This flare is classified as an X2.7-class flare. X-class denotes the most intense flares, while the number provides more information about its strength. An X2 is twice as intense as an X1, an X3 is three times as intense, and so on.

Image Credit: NASA/SDO/Wiessinger



NASA Astronomy Picture of the Day 2015 May 6

Summer Triangles over Japan

Have you ever seen the Summer Triangle? The bright stars Vega, Deneb, and Altair form a large triangle on the sky that can be seen rising in the early northern early spring during the morning and rising in the northern fall during the evening. During summer months, the triangle can be found nearly overhead near midnight. Featured here, the Summer Triangle asterism was captured last month from Gunma, Japan. In the foreground, sporting a triangular shape of its own, is a flowering 500 year old cherry tree, standing about 15 meters tall. The triangular shape of the asterism is only evident from the direction of Earth – in actuality the stars are thousands of light years apart in space.

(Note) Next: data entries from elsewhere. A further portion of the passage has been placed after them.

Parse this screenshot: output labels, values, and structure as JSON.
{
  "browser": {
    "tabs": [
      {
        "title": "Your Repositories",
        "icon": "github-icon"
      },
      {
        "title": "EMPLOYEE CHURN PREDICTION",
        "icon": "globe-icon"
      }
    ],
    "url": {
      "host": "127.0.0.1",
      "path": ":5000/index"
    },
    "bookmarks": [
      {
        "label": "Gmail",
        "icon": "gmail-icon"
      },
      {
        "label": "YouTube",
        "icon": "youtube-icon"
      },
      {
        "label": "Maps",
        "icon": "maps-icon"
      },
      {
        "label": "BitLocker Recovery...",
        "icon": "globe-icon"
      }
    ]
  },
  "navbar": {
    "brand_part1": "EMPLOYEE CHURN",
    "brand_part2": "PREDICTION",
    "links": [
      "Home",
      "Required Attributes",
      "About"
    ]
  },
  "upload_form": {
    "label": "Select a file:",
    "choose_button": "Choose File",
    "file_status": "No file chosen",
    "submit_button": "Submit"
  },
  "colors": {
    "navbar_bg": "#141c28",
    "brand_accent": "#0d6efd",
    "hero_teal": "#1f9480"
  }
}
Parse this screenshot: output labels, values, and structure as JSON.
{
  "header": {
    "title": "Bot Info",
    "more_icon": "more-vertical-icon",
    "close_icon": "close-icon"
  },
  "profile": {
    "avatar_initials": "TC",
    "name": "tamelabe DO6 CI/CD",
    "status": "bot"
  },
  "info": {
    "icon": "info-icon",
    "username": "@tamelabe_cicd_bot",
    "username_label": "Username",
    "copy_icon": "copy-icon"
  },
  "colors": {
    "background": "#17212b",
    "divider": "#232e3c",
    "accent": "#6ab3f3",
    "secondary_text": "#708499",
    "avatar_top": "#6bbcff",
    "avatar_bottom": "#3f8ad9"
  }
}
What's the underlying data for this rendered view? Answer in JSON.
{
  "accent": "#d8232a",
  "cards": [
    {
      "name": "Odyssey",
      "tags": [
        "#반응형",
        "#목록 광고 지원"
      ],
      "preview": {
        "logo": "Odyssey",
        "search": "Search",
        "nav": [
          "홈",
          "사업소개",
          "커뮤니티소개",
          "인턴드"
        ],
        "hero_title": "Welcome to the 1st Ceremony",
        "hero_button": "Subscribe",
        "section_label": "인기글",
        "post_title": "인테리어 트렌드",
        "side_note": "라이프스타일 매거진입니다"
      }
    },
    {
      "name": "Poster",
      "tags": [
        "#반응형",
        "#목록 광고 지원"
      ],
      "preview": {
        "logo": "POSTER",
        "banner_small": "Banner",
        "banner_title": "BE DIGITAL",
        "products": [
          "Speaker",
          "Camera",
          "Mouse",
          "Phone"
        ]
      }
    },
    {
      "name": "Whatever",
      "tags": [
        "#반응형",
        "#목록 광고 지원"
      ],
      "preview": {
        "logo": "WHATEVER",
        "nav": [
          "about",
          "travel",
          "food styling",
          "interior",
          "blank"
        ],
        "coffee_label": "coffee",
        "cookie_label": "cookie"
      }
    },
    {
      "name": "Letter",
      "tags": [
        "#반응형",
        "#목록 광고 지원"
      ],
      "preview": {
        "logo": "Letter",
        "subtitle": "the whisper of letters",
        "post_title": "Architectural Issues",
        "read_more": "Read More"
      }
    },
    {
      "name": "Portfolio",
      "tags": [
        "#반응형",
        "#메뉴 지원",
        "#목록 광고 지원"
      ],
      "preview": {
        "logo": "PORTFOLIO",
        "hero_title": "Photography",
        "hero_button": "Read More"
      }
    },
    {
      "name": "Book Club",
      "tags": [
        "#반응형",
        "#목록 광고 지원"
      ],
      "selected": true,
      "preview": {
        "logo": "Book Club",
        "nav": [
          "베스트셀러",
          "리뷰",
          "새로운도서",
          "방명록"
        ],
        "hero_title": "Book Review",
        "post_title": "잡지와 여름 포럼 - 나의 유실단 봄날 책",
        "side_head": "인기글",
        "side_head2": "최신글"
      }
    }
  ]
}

I got to ask Astronaut Scott Kelly of the International Space Station a question about microbiomes! 

I honestly don’t know how we expect to survive in space if we are never exposed to the all of the complicated microbial environments we encounter every single day. We owe our healthy immune systems to well-balanced microbiomes gained from the food we eat and the places we go, and all of the people and plants and environments we encounter along the way.

So what if we attempt to remove ourselves from the natural world and into an area without dirt to play in as children, trees to climb, dogs to lick our faces? Do you have any thoughts?


Watch The First Flight Test Of SpaceX’s Next Generation Spacecraft

SpaceX successfully completed the first flight test of the company’s first human-rated spacecraft designed to carry astronauts to the International Space Station.

SpaceX performed a pad abort test of the company’s Dragon V2 spacecraft on Wednesday, May 6, when it lifted off from Space Launch Complex 40 on Cape Canaveral Air Force Station in Florida. The pad abort test was intended to evaluate the spacecraft’s launch escape system, which is supposed to carry astronauts to safety in the event of a rocket failure.

Learn more and watch it here:

(From NASA): We captured possible ‘screams’ from zombie stars! Peering into the heart of the Milky Way galaxy, our Nuclear Spectroscopic Telescope Array (NuSTAR) has spotted a mysterious glow of high-energy X-rays that, according to scientists, could be the “howls” of dead stars as they feed on stellar companions. The center of our Milky Way galaxy is bustling with young and old stars, smaller black holes and other varieties of stellar corpses - all swarming around a supermassive black hole called Sagittarius A*. Astronomers have four potential theories to explain the baffling X-ray glow, three of which involve different classes of stellar corpses. When stars die, they don’t always go quietly into the night. Unlike stars like our sun, collapsed dead stars that belong to stellar pairs, or binaries, can siphon matter from their companions. This zombie-like “feeding” process differs depending on the nature of the normal star, but the result may be an eruption of X-rays., NASA/NuSTAR